Website and app data records
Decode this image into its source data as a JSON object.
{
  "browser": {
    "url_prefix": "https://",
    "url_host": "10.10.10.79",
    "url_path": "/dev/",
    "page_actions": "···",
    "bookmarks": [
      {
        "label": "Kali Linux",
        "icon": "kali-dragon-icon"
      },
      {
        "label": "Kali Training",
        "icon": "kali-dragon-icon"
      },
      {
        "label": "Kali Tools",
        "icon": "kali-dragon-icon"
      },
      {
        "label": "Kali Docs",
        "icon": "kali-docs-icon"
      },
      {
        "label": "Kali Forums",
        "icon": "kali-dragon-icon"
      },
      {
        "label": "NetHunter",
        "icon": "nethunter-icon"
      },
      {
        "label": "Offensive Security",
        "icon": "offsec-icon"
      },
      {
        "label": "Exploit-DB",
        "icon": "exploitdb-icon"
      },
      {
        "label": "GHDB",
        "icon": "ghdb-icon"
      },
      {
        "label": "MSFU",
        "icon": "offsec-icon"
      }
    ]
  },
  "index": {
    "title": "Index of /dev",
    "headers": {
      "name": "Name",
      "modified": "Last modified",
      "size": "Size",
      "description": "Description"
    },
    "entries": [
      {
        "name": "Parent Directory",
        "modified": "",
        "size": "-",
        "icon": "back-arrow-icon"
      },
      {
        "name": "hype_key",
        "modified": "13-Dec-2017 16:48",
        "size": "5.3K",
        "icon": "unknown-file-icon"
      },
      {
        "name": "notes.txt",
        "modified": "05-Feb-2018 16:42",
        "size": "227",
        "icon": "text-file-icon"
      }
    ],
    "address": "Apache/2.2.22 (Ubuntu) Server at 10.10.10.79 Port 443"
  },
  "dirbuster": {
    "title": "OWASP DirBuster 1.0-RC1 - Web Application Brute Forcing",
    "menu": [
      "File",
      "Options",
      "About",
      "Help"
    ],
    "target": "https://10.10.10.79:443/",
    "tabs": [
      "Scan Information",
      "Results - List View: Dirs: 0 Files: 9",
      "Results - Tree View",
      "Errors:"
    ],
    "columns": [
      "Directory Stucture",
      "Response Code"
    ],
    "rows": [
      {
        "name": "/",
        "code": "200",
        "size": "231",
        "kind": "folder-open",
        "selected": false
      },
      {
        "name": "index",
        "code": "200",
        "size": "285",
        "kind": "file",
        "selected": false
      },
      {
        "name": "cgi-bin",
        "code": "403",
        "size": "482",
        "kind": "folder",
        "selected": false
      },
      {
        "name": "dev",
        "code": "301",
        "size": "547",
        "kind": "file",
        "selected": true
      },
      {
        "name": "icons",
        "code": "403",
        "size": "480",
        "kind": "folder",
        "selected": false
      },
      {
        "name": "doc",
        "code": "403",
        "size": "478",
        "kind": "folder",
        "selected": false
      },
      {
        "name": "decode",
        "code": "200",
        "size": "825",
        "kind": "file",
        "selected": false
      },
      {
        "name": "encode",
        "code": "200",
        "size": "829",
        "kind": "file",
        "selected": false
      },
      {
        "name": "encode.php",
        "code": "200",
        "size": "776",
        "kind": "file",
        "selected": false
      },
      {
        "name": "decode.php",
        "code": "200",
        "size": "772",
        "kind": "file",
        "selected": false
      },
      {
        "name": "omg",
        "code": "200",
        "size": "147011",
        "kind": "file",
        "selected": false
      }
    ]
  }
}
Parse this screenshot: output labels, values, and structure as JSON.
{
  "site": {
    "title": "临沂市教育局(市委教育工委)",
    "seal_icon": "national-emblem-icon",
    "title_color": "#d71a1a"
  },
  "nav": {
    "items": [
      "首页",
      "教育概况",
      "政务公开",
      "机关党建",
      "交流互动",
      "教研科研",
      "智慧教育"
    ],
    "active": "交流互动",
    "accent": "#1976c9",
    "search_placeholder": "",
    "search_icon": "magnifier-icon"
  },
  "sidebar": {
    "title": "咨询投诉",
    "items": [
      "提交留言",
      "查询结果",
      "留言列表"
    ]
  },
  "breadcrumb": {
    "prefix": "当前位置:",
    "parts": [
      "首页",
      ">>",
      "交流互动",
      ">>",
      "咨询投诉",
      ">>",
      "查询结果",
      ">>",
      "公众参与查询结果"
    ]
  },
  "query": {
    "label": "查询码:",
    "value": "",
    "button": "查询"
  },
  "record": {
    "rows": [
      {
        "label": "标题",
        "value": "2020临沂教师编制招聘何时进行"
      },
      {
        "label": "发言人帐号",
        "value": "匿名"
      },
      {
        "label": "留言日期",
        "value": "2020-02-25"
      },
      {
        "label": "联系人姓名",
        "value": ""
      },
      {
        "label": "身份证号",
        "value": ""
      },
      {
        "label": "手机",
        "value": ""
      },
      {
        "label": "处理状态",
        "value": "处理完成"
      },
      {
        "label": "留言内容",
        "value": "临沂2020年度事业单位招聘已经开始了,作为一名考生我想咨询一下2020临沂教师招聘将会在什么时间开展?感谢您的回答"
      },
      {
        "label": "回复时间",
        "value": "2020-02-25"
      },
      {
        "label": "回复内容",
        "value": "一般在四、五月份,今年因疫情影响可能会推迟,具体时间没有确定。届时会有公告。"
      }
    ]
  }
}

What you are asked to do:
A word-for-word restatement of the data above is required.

Your solution:
Decode this image into its source data as a JSON object.
{
  "browser": {
    "url_prefix": "https://",
    "url_host": "10.10.10.79",
    "url_path": "/dev/",
    "page_actions": "···",
    "bookmarks": [
      {
        "label": "Kali Linux",
        "icon": "kali-dragon-icon"
      },
      {
        "label": "Kali Training",
        "icon": "kali-dragon-icon"
      },
      {
        "label": "Kali Tools",
        "icon": "kali-dragon-icon"
      },
      {
        "label": "Kali Docs",
        "icon": "kali-docs-icon"
      },
      {
        "label": "Kali Forums",
        "icon": "kali-dragon-icon"
      },
      {
        "label": "NetHunter",
        "icon": "nethunter-icon"
      },
      {
        "label": "Offensive Security",
        "icon": "offsec-icon"
      },
      {
        "label": "Exploit-DB",
        "icon": "exploitdb-icon"
      },
      {
        "label": "GHDB",
        "icon": "ghdb-icon"
      },
      {
        "label": "MSFU",
        "icon": "offsec-icon"
      }
    ]
  },
  "index": {
    "title": "Index of /dev",
    "headers": {
      "name": "Name",
      "modified": "Last modified",
      "size": "Size",
      "description": "Description"
    },
    "entries": [
      {
        "name": "Parent Directory",
        "modified": "",
        "size": "-",
        "icon": "back-arrow-icon"
      },
      {
        "name": "hype_key",
        "modified": "13-Dec-2017 16:48",
        "size": "5.3K",
        "icon": "unknown-file-icon"
      },
      {
        "name": "notes.txt",
        "modified": "05-Feb-2018 16:42",
        "size": "227",
        "icon": "text-file-icon"
      }
    ],
    "address": "Apache/2.2.22 (Ubuntu) Server at 10.10.10.79 Port 443"
  },
  "dirbuster": {
    "title": "OWASP DirBuster 1.0-RC1 - Web Application Brute Forcing",
    "menu": [
      "File",
      "Options",
      "About",
      "Help"
    ],
    "target": "https://10.10.10.79:443/",
    "tabs": [
      "Scan Information",
      "Results - List View: Dirs: 0 Files: 9",
      "Results - Tree View",
      "Errors:"
    ],
    "columns": [
      "Directory Stucture",
      "Response Code"
    ],
    "rows": [
      {
        "name": "/",
        "code": "200",
        "size": "231",
        "kind": "folder-open",
        "selected": false
      },
      {
        "name": "index",
        "code": "200",
        "size": "285",
        "kind": "file",
        "selected": false
      },
      {
        "name": "cgi-bin",
        "code": "403",
        "size": "482",
        "kind": "folder",
        "selected": false
      },
      {
        "name": "dev",
        "code": "301",
        "size": "547",
        "kind": "file",
        "selected": true
      },
      {
        "name": "icons",
        "code": "403",
        "size": "480",
        "kind": "folder",
        "selected": false
      },
      {
        "name": "doc",
        "code": "403",
        "size": "478",
        "kind": "folder",
        "selected": false
      },
      {
        "name": "decode",
        "code": "200",
        "size": "825",
        "kind": "file",
        "selected": false
      },
      {
        "name": "encode",
        "code": "200",
        "size": "829",
        "kind": "file",
        "selected": false
      },
      {
        "name": "encode.php",
        "code": "200",
        "size": "776",
        "kind": "file",
        "selected": false
      },
      {
        "name": "decode.php",
        "code": "200",
        "size": "772",
        "kind": "file",
        "selected": false
      },
      {
        "name": "omg",
        "code": "200",
        "size": "147011",
        "kind": "file",
        "selected": false
      }
    ]
  }
}
Parse this screenshot: output labels, values, and structure as JSON.
{
  "site": {
    "title": "临沂市教育局(市委教育工委)",
    "seal_icon": "national-emblem-icon",
    "title_color": "#d71a1a"
  },
  "nav": {
    "items": [
      "首页",
      "教育概况",
      "政务公开",
      "机关党建",
      "交流互动",
      "教研科研",
      "智慧教育"
    ],
    "active": "交流互动",
    "accent": "#1976c9",
    "search_placeholder": "",
    "search_icon": "magnifier-icon"
  },
  "sidebar": {
    "title": "咨询投诉",
    "items": [
      "提交留言",
      "查询结果",
      "留言列表"
    ]
  },
  "breadcrumb": {
    "prefix": "当前位置:",
    "parts": [
      "首页",
      ">>",
      "交流互动",
      ">>",
      "咨询投诉",
      ">>",
      "查询结果",
      ">>",
      "公众参与查询结果"
    ]
  },
  "query": {
    "label": "查询码:",
    "value": "",
    "button": "查询"
  },
  "record": {
    "rows": [
      {
        "label": "标题",
        "value": "2020临沂教师编制招聘何时进行"
      },
      {
        "label": "发言人帐号",
        "value": "匿名"
      },
      {
        "label": "留言日期",
        "value": "2020-02-25"
      },
      {
        "label": "联系人姓名",
        "value": ""
      },
      {
        "label": "身份证号",
        "value": ""
      },
      {
        "label": "手机",
        "value": ""
      },
      {
        "label": "处理状态",
        "value": "处理完成"
      },
      {
        "label": "留言内容",
        "value": "临沂2020年度事业单位招聘已经开始了,作为一名考生我想咨询一下2020临沂教师招聘将会在什么时间开展?感谢您的回答"
      },
      {
        "label": "回复时间",
        "value": "2020-02-25"
      },
      {
        "label": "回复内容",
        "value": "一般在四、五月份,今年因疫情影响可能会推迟,具体时间没有确定。届时会有公告。"
      }
    ]
  }
}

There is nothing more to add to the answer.